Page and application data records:

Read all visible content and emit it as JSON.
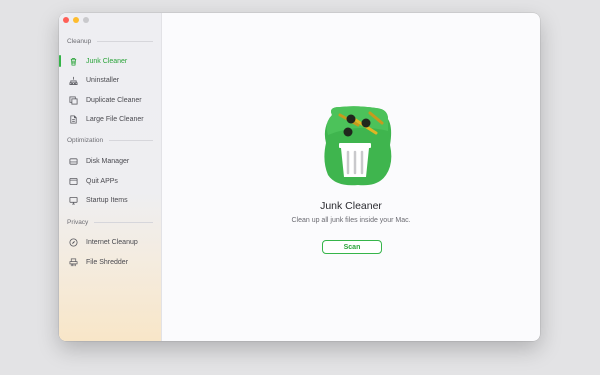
{
  "sidebar": {
    "sections": {
      "cleanup": "Cleanup",
      "optimization": "Optimization",
      "privacy": "Privacy"
    },
    "items": [
      {
        "label": "Junk Cleaner",
        "icon": "trash-icon"
      },
      {
        "label": "Uninstaller",
        "icon": "uninstaller-icon"
      },
      {
        "label": "Duplicate Cleaner",
        "icon": "duplicate-icon"
      },
      {
        "label": "Large File Cleaner",
        "icon": "large-file-icon"
      },
      {
        "label": "Disk Manager",
        "icon": "disk-icon"
      },
      {
        "label": "Quit APPs",
        "icon": "quit-apps-icon"
      },
      {
        "label": "Startup Items",
        "icon": "monitor-icon"
      },
      {
        "label": "Internet Cleanup",
        "icon": "compass-icon"
      },
      {
        "label": "File Shredder",
        "icon": "shredder-icon"
      }
    ],
    "active_index": 0
  },
  "main": {
    "title": "Junk Cleaner",
    "subtitle": "Clean up all junk files inside your Mac.",
    "scan_label": "Scan"
  },
  "colors": {
    "accent": "#35b449",
    "active_text": "#2aa43a"
  }
}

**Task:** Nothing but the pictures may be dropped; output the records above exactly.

**Solution below:**
Read all visible content and emit it as JSON.
{
  "sidebar": {
    "sections": {
      "cleanup": "Cleanup",
      "optimization": "Optimization",
      "privacy": "Privacy"
    },
    "items": [
      {
        "label": "Junk Cleaner",
        "icon": "trash-icon"
      },
      {
        "label": "Uninstaller",
        "icon": "uninstaller-icon"
      },
      {
        "label": "Duplicate Cleaner",
        "icon": "duplicate-icon"
      },
      {
        "label": "Large File Cleaner",
        "icon": "large-file-icon"
      },
      {
        "label": "Disk Manager",
        "icon": "disk-icon"
      },
      {
        "label": "Quit APPs",
        "icon": "quit-apps-icon"
      },
      {
        "label": "Startup Items",
        "icon": "monitor-icon"
      },
      {
        "label": "Internet Cleanup",
        "icon": "compass-icon"
      },
      {
        "label": "File Shredder",
        "icon": "shredder-icon"
      }
    ],
    "active_index": 0
  },
  "main": {
    "title": "Junk Cleaner",
    "subtitle": "Clean up all junk files inside your Mac.",
    "scan_label": "Scan"
  },
  "colors": {
    "accent": "#35b449",
    "active_text": "#2aa43a"
  }
}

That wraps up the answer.